From "How Football Explains John Coltrane and Jackie Robinson," in Sal Paolantonio's new book, How Football Explains America:
The seamless connection of the game of football to African-American culture has roots that go back to America's only truly original musical art form: jazz.This gives me a great idea. From now on, instead of being forced to listen to the idiots on ESPN who do Monday Night Football, I'm going to listen to some Monk and Trane and Dolphy while watching the game.
Here's Harry Edwards, sociology professor at the University of California, Berkeley, and author of The Revolt of the Black Athlete: "Most of what you see on the football field is timing and rhythm and beat. You could literally take a piece by Miles Davis with John Coltrane and Cannonball Adderley and I think Red Garland on piano [Paul Chambers on bass, Philly Joe Jones on drums], a piece called 'Striaght, No Chaser.' Put that music to a play being run by the San Francisco 49ers and you see the rhythm that's involved."
"Straight, No chaser," is a Thelonious Monk composition. Monk always lived on the edge of life, wrote his music around the edges of jazz. He always found the cracks in the diatonic scale. In other words; Monk mastered the fundamentals, but then he found those shades of chromatic deviation. A perfect football metaphor.

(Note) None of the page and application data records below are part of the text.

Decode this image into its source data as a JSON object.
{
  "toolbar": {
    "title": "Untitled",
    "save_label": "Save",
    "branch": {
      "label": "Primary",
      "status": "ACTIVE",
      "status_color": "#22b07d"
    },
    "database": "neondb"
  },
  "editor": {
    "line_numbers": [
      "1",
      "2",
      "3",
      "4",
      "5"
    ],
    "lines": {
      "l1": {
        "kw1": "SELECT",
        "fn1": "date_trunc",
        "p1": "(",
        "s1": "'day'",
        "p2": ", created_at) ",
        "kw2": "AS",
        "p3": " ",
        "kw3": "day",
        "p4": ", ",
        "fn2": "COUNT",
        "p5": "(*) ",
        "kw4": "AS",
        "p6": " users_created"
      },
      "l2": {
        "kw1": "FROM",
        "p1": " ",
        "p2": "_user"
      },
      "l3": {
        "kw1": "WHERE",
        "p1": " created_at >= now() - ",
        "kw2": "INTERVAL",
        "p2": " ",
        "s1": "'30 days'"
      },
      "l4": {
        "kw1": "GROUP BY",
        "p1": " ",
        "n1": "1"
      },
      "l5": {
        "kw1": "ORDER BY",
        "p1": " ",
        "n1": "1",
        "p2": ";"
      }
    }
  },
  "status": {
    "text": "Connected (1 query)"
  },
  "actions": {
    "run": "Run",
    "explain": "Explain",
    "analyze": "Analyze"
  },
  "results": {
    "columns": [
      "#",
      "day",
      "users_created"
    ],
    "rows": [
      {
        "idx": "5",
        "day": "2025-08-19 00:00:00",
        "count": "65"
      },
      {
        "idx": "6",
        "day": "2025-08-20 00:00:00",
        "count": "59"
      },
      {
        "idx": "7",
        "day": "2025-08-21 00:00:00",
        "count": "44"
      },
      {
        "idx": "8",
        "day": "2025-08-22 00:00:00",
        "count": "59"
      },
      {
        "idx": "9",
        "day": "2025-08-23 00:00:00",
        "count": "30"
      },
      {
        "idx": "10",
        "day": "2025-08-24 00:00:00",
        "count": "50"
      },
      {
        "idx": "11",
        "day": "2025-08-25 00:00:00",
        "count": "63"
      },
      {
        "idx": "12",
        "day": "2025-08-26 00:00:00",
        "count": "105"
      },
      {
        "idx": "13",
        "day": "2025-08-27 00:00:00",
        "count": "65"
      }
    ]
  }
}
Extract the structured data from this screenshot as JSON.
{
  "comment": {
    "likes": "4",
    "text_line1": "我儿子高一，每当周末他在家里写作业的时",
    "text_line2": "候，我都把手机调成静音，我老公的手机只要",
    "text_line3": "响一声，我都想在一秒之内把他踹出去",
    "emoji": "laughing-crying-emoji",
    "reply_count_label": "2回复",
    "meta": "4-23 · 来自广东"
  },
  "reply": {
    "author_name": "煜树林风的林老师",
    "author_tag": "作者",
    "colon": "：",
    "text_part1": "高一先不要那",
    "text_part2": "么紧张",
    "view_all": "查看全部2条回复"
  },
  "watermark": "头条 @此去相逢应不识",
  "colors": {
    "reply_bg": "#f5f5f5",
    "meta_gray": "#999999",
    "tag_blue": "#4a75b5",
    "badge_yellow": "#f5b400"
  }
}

"I Have been sitting on the sideline listening to that Miles Davis cut while [watching] the 49ers with Joe Montana and Roger Craig and Jerry Rice and John Taylor and Tom Rathman and you hear that piece, that 'Straight, No Chaser,'" Edwards said. "Then, all of a sudden Cannonball kicks in and you hear Montana: 'Hut, hut, hut.' Then everything starts to move, and you see that rhythm. It's like Coltrane coming in and picking up the pieces after Cannonball leaves off. And you hear that bass in the background. You hear Garland carrying the whole thing on piano and you see Joe handing the ball to Roger or Tom. It's all of one cloth. That's why some of the greatest American musicians are some of the greatest sports fans. They understood the game. They understood the risk. They understood the practice. You're not just getting ready to run a play during a game, you're downloading the rhythm of the play, the timing of the play, the purpose of the play, the spirit of the play into your automatic response system. So, when that play is called, you go up. You're not thinking now, you're just running the play."
Coltrane's groundbreaking solo with the Miles Davis sextet on "Straight, No Chaser" was recorded in 1958.
"Coltrane would go into his flat and practice for like 72 hours straight," said Edwards, "and it's the same way with plays. I watched the 49ers run play after play after play. It wasn't practice for practice's sake. It wasn't practice to get the play down. It was practice to make the play automatic. And it's the same way with music. That is shared. The risk, playing without a net, getting out there, trying to make it happen against competition. Competition in music being the piece itself. Asking yourself, 'Can I get this done?'"